Former Pentagon official and current Resident Scholar at the American Enterprise Institute (AEI) on the history and outlook of the ongoing Western Sahara dispute:
In recent decades the Middle East has been a region replete with conflicts. In the last four years alone civil war has erupted in Syria, Libya, and Yemen, contributing to the highest world refugee totals since World War II. Beyond the Arab-Israeli conflict, however, one of oldest and most intractable conflicts has been over possession of the Western Sahara, home to barely 500,000 people—equivalent to Fresno, California—spread over a 100,000 square mile patch of desert, an area the size of Colorado. It boasts only one town over 100,000 people. Indeed, if the Western Sahara were to be an independent country, it would compete with Mongolia as the least densely populated country on earth.

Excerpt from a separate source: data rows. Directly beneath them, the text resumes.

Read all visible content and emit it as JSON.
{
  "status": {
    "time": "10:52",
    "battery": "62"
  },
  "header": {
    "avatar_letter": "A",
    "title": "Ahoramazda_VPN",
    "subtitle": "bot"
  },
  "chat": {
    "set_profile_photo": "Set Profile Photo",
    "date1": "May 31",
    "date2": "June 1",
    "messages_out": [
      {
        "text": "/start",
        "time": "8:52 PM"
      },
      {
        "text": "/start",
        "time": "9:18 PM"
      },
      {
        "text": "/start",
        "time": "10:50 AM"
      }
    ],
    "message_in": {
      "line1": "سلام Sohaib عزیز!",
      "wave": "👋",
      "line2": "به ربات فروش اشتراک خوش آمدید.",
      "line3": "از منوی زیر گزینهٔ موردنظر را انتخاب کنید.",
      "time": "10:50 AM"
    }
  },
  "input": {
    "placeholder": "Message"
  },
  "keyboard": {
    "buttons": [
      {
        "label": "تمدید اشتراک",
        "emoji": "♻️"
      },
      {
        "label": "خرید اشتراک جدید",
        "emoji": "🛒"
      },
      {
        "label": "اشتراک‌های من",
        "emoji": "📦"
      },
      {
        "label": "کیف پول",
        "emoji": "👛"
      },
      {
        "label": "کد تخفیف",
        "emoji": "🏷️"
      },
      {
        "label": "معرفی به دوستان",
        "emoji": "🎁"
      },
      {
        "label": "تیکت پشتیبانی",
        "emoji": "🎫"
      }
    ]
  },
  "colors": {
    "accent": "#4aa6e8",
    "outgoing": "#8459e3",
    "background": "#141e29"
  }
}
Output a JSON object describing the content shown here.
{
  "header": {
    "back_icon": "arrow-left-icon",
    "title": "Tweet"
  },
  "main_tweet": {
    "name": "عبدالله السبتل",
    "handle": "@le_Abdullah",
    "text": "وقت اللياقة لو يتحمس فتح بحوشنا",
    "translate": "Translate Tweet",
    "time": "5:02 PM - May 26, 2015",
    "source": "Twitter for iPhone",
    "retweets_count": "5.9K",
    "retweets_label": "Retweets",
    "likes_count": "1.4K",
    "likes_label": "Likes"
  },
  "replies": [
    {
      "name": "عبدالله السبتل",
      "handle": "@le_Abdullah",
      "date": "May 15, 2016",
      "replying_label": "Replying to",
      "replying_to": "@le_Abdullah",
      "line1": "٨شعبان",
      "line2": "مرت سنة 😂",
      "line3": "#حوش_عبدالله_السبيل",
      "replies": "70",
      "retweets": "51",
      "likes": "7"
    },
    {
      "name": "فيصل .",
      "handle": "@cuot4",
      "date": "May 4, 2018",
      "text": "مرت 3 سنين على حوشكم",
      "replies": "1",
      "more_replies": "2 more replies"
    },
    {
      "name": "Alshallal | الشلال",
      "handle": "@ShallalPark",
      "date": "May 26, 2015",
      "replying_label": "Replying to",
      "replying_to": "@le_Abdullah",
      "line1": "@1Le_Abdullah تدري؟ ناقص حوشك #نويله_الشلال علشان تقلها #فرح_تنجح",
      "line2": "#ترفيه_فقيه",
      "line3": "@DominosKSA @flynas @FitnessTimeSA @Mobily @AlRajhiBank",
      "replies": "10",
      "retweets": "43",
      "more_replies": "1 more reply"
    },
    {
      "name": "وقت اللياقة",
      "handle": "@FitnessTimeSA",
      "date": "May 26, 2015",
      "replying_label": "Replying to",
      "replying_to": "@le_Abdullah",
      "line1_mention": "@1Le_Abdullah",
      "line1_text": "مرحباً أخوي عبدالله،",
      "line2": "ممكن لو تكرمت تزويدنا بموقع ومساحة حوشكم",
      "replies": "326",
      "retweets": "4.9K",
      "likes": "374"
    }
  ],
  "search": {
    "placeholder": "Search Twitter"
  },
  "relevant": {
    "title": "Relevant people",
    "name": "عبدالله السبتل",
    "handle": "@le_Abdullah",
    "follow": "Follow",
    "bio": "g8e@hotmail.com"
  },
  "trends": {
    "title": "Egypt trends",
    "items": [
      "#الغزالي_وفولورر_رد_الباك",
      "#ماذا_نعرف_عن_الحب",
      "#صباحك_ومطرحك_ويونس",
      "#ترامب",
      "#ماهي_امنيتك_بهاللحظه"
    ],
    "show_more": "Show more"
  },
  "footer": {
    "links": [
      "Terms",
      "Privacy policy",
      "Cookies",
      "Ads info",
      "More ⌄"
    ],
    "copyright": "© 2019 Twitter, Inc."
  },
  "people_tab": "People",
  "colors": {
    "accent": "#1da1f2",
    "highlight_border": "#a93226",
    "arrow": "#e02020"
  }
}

Origins of a Conflict
Nevertheless, this barren corner of Africa has been the center of conflict between Morocco and Algeria for four decades and the subject of contention between Morocco and various European powers for decades before that. In 1884 Spain, a late-comer to the colonial scramble for Africa, seized the coastal region that would become known as the Western Sahara (but which it initially divided into the southern Río de Oro and northern Saguia el-Hamra). Local tribes did not take colonial conquest easily and resisted Spanish administration for 50 years. While Spain largely pacified the area by 1934, quiet and acquiescence do not always correlate.
Morocco, meanwhile, never ceded its claims. Five of eight dynasties which have ruled Morocco since the ninth century AD—the Midrarids (823-977), the Almoravid (1062-1147), the Marinids (1217-1465), the Wattasids (1428-1549), and the Alaouites (1631-present)—controlled the Western Sahara, or at least its oasis towns; most actually trace their tribal roots to the territory. One additional dynasty—the Sadid Sharifs (1510-1659)—ignored the coast of the Western Sahara, but pushed Moroccan rule deep into what is now northern Mali. In short, Moroccan nationalists find no shortage of evidence to support their claims…[Read the original story here: http://fmso.leavenworth.army.mil/Current/current.pdf]